The biggest award of £19,600 goes to the Lochaber Fisheries Trust to fund the implementation of juvenile surveys, which will assess fish densities and genetic diversity in eight rivers.

Habitat restoration

Argyll Fisheries Trust gets £18,600 to fund habitat restoration activities to improve stream habitats for fish and general biodiversity on the Dalvuie Burn, while Wester Ross Fisheries Trust is granted £14,574 to deliver a costed plan for actions at specific locations to reduce sediment inputs and stabilise the Rhidorroch River.

The Flow Countries Rivers Trust, which operates in the Wick and Caithness areas, gets £10,070 to extend survey work on macroinvertebrates to 10 disparate rivers. As indicator species, the analysis is part of a long-term initiative to measure stream health and habitat for wild salmonid populations.

On the Isle of Lewis, Urras Oighreachd Chàrlabhaigh (Carloway Estate Trust) gets £9,251 to distribute gravel on a number of waterways to improve the salmon spawning reds on the Carloway river.

Shared concerns

The Wild Salmonid Support Fund was established by the SSPO in partnership with fisheries trusts organisation Fisheries Management Scotland to prioritise the investments of the salmon farming sector in saving wild salmon and sea trout.

It is part of a five-year programme that will see £1.5 million invested in supporting the status of wild salmon and sea trout stocks in Scottish rivers and enhance wild fisheries.

According to a Foundation Scotland press release, both Fisheries Management Scotland and the SSPO recognise and share the concerns over the overall declining status of wild salmonids in Scottish rivers, and the fund is committed to developing a productive working relationship between sectors.

Tavish Scott: "Our member companies are delighted to work with the wild salmon sector to make these awards."

‘Good science’

SSPO chief executive Tavish Scott said: “The SSPO and our member companies are delighted to work with the wild salmon sector to make these awards. Investing in good science and nature restoration projects on Scotland’s rivers is extremely important.
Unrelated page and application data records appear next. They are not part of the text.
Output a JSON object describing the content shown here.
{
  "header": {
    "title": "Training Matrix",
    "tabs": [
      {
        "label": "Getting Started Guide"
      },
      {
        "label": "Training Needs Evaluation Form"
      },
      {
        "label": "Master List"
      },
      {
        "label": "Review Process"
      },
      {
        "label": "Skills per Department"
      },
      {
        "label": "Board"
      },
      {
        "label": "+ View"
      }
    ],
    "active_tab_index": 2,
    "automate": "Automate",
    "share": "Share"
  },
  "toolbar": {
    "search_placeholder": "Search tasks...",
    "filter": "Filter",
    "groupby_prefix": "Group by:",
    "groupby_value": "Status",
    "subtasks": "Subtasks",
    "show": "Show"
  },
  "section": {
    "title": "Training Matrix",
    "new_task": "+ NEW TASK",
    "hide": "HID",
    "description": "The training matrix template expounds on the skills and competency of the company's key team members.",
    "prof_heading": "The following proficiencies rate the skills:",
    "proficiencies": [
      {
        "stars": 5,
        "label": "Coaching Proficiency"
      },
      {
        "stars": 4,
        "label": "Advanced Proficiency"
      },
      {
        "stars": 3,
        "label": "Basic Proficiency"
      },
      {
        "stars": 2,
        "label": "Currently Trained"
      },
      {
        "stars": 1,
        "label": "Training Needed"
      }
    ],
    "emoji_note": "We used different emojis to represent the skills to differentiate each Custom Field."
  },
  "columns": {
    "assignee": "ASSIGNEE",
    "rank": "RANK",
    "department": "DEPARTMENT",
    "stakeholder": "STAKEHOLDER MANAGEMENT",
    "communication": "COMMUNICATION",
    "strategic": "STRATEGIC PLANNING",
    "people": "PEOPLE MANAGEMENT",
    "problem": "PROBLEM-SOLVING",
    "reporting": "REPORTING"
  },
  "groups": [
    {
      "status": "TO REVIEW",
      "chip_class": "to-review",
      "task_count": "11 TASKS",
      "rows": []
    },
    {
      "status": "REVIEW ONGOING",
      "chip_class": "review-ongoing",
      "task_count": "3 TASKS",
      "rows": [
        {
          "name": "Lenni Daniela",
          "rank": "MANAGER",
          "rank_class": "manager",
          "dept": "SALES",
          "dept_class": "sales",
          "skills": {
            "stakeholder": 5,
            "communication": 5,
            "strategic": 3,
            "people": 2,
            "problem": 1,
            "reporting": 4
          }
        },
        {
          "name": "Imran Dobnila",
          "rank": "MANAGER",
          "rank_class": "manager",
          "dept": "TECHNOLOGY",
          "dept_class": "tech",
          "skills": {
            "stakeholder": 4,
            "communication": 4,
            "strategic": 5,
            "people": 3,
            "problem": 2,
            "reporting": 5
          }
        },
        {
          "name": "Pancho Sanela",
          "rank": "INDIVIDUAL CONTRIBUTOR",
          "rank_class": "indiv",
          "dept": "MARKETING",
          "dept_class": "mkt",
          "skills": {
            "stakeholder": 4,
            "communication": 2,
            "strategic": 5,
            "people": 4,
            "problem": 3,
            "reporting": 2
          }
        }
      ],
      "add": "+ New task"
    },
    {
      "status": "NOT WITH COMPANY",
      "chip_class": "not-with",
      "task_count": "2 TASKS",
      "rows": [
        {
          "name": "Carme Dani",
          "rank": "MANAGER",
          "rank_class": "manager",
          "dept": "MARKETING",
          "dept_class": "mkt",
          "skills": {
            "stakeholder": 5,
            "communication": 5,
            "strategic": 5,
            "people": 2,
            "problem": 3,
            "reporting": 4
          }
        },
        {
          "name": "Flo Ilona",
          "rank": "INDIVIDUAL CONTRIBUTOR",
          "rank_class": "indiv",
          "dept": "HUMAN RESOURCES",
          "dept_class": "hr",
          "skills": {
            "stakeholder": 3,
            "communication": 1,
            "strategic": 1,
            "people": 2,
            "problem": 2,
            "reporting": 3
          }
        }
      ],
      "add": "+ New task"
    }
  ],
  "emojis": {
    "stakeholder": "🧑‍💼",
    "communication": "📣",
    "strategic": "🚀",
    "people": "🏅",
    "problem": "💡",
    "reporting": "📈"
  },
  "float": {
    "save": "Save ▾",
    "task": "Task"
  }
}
“We look forward to seeing the results of these excellent projects which are funded by the sector, and those that will be delivered in future under this fund, to benefit Scotland’s iconic wild salmon and sea trout.”

Fisheries Management Scotland chief executive Alan Wells said: “We welcome this investment in practical projects to benefit wild salmon and sea trout and the habitats on which they depend.

“Along with our call for robust regulation in Scotland to protect wild fish, projects of this nature are an important part of our overall strategy to protect and enhance Scotland’s wild salmon and sea trout.”

The Wild Salmonid Support Fund is scheduled to reopen to new applications in spring 2022. Further details on the fund can be found here.